Blog Post

Verizon to T-Mobile: Weren’t you the hypocrite in bed with AT&T?

Updated. Verizon Wireless(s vz)(s vod) and its cable partners aren’t taking T-Mobile’s bashing of their proposed spectrum deal lying down. In fact, they’re accusing the carrier of hypocrisy, throwing back in T-Mobile’s face its own recent attempt to merge with AT&T(s t), which would have created the megacarrier to beat all megacarriers.

Speaking to the Federal Communications Commission last week, T-Mobile execs blasted Verizon’s proposed acquisition of the unused Advanced Wireless Services (AWS) services airwaves held by Comcast(s cmsca), Time Warner Cable(s twc), Bright House Networks and Cox Communications, in order  to augment its LTE network. T-Mobile pointed out that Verizon already owned AWS spectrum, which it has been sitting on for nearly six years. Basically, T-Mobile accused Verizon of hoarding airwaves — keeping prime 4G airwaves out of its competitors’ hands — and told the FCC the deal should be stopped.

Now Verizon, Comcast, Time Warner and Bright House are crying foul. In a letter to the FCC, they accused T-Mobile of contradicting the very arguments it made last year to justify its failed $39 billion acquisition by AT&T. At the time, T-Mobile saw no problem with two nationwide operators consolidating spectrum, networks and customers, but now it’s criticizing the Verizon-cable deal on the same grounds, the companies said. Here are excerpts from the letter, which draws from past T-Mobile FCC filings:

T-Mobile now claims that there will be “serious harm to competition and to consumer welfare in the wireless market by permitting a dominant carrier to foreclose acquisition of spectrum by smaller rivals,” even though the transaction will not eliminate any competitors, will not combine businesses, and will not transfer any customers. In other words, despite its earlier claims that the combination of two top-four facilities-based providers would have no impact on competition in a fiercely competitive marketplace, T-Mobile now argues that the acquisition of a discrete block of spectrum – an only spectrum – by a carrier that needs to meet its customers’ escalating demand for mobile services will “serious[ly]” harm” competition.

… T-Mobile cannot continue to have it both ways, and its attempts to extract competitive advantages during the transaction review process should be disregarded.

We reached out to T-Mobile, and while it didn’t have a direct response to the letter the cable operators and Verizon filed Thursday morning, but T-Mobile did open up a new front on its assault against the deal. Last week, Verizon offered to sell off extra 700 MHz licenses if regulators approved the cable-AWS transaction. In a statement, T-Mobile SVP of government affairs Tom Sugrue said the concession was just a diversionary tactic:
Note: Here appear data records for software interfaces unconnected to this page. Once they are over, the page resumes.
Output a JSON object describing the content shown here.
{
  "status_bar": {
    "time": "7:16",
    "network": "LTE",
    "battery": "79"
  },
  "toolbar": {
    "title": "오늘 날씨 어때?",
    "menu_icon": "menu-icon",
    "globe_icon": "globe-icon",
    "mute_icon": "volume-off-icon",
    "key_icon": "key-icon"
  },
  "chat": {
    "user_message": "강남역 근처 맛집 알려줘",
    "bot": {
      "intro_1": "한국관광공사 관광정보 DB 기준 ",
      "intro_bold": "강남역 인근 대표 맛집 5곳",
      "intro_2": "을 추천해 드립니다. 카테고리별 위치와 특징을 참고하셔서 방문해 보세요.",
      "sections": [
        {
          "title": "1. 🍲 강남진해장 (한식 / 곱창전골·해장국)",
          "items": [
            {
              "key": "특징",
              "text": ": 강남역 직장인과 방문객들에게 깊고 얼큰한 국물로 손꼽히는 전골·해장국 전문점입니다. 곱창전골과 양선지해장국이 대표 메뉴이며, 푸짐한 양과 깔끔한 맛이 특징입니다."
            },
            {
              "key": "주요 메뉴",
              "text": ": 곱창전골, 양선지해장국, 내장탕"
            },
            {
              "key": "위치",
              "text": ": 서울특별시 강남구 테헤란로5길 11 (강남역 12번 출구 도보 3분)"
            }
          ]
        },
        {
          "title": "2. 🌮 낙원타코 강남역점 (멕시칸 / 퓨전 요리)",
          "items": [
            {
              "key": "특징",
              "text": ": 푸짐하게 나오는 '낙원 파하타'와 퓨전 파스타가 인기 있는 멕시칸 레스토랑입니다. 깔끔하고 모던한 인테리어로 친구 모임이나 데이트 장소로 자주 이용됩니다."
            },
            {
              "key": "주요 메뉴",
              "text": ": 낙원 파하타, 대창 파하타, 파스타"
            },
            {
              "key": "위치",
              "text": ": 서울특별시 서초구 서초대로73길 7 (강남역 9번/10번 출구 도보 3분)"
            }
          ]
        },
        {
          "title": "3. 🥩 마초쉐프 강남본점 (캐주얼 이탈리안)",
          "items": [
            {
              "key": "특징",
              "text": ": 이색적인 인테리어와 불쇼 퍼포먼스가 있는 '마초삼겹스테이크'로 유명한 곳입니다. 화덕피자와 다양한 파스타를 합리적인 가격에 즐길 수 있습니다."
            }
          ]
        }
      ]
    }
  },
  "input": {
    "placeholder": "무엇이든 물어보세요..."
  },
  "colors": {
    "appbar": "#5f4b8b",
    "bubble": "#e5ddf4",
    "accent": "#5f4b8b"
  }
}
“Verizon’s announced plan to sell lower 700 MHz spectrum contingent on approval of its spectrum transaction with the cable companies is a tactical ploy designed to divert attention from its attempt to foreclose competitors from being able to acquire AWS spectrum — the last swath of immediately usable mobile broadband spectrum likely to be available in the near term.  This proposed sale does not mitigate the competitive harms created by Verizon’s pending transaction with the cable companies that would add to its spectrum warehouse.”

Update. T-Mobile reached back out to us to respond directly to the charges of Verizon and the cable operators in Thursday’s letter. Here’s the statement:

[The cable operators have] not raised anything new that has not already been addressed by T-Mobile in this proceeding.  Their hodgepodge of complaints is simply a smokescreen to try to hide the serious anticompetitive impacts that would result from this highly problematic transaction.  The FCC’s focus must be on whether vigorous competition will continue following this spectrum transaction between Verizon and the cable companies.  T?Mobile USA and many other parties have demonstrated that the long-term result would be less competition if Verizon is allowed to warehouse the last swath of spectrum likely to be available in the near term to provide meaningful nationwide competition in mobile broadband.